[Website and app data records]
────

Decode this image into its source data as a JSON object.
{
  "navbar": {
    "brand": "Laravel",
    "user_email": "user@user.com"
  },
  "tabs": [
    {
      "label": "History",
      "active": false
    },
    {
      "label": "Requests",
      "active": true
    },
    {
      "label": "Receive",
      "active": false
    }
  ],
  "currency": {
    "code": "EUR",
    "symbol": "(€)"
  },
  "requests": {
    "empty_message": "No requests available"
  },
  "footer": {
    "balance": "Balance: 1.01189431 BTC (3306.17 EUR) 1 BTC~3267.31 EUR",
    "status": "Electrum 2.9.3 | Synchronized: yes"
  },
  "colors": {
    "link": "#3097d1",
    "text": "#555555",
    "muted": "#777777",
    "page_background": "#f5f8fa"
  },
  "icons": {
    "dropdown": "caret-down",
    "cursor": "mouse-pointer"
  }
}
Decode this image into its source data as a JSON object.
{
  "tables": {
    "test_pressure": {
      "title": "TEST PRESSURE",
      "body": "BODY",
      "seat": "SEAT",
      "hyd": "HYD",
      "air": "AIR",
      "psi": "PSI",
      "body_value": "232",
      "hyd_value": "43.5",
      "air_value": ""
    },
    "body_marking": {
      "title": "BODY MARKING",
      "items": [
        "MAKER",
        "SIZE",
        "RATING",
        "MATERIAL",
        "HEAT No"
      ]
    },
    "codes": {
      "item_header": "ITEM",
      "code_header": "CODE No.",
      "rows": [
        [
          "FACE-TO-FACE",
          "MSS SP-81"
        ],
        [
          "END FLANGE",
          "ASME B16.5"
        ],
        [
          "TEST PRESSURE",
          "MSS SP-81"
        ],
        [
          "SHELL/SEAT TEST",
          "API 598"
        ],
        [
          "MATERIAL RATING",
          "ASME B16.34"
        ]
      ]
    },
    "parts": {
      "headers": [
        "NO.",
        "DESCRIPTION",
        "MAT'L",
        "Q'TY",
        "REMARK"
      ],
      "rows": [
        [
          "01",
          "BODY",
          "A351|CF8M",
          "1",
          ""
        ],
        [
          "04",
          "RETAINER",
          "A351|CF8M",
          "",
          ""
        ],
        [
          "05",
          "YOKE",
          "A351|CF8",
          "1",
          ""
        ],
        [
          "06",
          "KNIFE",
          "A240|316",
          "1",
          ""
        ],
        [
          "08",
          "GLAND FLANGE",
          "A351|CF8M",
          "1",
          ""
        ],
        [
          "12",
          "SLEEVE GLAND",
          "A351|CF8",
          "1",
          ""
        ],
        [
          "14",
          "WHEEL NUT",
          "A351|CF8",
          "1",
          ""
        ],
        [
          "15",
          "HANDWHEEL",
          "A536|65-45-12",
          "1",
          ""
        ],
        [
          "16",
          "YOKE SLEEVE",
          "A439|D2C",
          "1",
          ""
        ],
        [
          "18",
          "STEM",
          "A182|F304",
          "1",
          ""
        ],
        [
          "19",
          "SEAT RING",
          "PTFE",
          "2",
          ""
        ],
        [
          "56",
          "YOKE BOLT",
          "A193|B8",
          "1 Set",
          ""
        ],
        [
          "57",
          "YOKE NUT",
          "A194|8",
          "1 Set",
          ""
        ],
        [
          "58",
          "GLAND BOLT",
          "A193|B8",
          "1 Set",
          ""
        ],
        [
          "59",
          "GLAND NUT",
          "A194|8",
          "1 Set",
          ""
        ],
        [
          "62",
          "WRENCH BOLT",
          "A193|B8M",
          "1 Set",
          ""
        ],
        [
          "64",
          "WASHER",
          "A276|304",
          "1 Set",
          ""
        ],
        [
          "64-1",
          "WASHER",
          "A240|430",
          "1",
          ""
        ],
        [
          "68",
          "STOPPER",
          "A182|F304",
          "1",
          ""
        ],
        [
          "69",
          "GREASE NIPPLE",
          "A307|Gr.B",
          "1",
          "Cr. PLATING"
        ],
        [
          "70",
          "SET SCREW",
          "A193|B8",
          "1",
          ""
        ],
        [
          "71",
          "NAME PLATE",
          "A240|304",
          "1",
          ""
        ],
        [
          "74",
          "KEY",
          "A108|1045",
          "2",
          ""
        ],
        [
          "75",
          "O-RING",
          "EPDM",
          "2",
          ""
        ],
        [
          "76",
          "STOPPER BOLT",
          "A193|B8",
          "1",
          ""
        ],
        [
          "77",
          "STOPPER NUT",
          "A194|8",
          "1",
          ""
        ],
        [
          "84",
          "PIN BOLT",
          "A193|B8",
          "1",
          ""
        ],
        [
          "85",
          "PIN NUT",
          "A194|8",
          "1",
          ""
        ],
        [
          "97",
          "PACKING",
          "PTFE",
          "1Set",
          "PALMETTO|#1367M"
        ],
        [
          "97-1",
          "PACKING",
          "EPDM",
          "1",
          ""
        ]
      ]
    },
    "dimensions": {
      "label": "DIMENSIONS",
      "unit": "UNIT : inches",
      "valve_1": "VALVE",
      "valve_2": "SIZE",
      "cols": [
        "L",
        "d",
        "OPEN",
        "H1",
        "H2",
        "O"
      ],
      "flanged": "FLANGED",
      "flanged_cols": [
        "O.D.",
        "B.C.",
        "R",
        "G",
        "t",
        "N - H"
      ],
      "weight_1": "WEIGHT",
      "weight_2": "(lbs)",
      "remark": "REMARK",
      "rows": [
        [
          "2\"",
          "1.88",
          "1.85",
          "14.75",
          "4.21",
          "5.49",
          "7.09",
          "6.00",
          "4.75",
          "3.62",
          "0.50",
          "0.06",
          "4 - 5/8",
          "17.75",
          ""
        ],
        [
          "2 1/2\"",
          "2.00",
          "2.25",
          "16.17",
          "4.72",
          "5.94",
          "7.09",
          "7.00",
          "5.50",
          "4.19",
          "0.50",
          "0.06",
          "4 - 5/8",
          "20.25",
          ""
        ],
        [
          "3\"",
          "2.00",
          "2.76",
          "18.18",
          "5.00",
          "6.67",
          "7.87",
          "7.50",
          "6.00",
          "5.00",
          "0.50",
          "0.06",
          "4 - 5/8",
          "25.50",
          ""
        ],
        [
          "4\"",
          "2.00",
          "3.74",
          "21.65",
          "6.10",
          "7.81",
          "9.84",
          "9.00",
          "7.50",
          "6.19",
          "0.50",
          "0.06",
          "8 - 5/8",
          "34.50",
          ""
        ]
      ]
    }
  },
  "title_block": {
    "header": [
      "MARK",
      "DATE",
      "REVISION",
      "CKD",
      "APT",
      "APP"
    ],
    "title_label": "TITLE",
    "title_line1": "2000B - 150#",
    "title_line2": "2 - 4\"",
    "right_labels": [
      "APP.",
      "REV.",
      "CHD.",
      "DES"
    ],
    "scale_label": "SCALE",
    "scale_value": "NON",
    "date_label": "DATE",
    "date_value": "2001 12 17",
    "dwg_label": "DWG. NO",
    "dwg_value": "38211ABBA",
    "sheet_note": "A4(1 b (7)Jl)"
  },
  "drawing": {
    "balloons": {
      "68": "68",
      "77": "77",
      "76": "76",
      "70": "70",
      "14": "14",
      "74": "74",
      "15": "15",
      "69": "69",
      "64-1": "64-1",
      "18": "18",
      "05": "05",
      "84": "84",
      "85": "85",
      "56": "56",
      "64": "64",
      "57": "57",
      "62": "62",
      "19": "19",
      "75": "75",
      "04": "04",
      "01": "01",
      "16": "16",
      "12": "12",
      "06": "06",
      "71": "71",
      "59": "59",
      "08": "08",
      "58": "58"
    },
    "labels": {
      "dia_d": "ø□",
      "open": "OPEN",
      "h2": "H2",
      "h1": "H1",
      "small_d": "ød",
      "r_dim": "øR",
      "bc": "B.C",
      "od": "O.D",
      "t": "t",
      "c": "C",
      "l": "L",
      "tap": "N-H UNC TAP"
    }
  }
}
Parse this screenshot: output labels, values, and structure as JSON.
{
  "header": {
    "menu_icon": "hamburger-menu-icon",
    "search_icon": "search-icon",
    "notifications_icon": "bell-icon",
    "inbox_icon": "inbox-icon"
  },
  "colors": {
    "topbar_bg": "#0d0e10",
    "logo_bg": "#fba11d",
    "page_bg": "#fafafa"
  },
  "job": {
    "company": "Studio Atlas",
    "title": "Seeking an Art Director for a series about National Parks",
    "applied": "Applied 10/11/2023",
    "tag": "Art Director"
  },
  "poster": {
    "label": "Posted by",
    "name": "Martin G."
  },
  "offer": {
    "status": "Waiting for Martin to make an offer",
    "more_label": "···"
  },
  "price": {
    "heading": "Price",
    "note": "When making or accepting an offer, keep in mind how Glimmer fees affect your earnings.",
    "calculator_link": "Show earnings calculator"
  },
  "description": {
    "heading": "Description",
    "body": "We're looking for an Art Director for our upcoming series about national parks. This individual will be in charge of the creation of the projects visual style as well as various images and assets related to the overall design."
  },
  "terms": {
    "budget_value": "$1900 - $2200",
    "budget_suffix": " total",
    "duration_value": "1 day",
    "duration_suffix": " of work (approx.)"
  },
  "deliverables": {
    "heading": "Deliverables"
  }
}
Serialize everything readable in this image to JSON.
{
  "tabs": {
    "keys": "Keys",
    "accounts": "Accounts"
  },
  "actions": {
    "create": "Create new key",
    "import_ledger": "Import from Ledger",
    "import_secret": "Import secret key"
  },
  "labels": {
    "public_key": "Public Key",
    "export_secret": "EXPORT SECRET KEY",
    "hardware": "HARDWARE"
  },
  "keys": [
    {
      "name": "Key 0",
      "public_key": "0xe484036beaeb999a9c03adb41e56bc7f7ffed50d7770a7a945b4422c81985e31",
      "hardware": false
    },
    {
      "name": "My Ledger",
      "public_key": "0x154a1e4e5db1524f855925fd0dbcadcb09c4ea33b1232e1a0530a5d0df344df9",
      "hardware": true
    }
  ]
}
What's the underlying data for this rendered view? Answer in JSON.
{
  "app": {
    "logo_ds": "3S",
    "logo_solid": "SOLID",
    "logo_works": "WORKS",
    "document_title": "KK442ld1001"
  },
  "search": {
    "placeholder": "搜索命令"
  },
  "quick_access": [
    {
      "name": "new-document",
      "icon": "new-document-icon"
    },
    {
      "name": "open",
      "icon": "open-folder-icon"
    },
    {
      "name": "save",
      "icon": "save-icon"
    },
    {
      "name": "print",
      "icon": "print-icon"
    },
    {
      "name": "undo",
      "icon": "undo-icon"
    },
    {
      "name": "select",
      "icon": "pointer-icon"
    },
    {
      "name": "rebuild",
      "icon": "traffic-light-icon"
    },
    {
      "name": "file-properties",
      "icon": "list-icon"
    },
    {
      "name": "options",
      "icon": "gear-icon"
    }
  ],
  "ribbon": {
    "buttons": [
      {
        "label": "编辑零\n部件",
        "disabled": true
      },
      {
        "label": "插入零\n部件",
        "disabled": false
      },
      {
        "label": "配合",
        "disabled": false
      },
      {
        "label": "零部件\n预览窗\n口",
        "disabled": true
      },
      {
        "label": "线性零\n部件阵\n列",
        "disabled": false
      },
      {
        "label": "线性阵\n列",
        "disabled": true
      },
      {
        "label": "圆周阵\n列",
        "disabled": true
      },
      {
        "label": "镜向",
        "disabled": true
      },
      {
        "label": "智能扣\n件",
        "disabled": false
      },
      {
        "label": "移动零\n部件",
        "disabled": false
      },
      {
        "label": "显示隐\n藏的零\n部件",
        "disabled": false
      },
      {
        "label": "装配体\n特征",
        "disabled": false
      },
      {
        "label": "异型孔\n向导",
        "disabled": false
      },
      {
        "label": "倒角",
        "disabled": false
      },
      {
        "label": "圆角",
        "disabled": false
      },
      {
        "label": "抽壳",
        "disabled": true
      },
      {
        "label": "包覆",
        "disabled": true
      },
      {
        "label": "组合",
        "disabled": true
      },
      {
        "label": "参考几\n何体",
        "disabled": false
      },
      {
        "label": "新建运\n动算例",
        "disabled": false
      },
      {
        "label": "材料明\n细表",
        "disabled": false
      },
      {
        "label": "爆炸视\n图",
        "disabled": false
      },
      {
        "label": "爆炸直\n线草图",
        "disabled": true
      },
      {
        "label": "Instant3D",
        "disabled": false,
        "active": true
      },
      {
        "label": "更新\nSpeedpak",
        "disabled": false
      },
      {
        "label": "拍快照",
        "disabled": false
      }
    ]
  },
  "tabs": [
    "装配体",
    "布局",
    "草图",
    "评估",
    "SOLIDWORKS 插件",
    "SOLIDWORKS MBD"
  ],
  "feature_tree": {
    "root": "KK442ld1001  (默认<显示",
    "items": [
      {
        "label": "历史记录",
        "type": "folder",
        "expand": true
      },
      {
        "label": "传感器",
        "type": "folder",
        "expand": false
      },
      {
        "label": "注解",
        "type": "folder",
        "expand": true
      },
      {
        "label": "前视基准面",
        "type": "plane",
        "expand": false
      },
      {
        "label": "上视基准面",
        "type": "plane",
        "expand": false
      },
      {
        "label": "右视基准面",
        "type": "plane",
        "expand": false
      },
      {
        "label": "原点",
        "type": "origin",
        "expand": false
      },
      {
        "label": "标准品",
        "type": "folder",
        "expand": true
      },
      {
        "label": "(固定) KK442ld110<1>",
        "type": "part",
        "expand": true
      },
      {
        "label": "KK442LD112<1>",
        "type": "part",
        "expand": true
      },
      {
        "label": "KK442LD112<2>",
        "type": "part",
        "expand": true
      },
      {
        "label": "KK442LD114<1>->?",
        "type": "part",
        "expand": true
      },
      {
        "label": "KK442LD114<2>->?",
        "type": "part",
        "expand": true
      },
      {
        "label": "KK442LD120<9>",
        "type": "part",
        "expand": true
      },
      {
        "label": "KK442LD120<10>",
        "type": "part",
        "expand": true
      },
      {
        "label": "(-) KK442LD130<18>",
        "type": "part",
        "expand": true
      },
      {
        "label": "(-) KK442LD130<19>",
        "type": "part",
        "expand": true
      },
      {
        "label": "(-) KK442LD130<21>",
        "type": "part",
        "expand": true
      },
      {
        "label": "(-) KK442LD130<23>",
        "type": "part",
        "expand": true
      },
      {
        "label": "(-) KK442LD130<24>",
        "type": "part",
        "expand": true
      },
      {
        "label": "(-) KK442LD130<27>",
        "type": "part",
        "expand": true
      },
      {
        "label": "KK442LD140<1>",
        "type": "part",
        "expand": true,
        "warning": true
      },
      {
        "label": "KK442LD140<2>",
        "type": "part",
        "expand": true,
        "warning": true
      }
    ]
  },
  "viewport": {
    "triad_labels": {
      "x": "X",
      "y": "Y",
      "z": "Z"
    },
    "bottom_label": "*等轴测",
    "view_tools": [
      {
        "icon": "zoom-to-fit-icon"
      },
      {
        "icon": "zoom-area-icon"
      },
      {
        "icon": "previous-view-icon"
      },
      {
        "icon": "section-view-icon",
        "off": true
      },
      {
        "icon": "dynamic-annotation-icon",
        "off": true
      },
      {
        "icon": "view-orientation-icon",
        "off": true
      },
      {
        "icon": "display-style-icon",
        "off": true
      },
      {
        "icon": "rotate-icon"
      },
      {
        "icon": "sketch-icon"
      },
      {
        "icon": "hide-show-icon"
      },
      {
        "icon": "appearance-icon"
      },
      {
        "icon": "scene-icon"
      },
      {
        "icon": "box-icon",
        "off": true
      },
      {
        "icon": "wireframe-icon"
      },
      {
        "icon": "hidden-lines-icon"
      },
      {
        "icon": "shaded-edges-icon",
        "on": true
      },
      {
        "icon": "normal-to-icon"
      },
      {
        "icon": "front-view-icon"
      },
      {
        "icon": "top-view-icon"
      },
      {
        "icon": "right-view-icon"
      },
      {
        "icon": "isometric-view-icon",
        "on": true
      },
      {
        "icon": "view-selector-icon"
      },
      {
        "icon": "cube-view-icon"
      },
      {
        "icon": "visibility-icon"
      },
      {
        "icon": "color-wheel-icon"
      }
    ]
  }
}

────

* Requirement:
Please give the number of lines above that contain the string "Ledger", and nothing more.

* Answer space:
2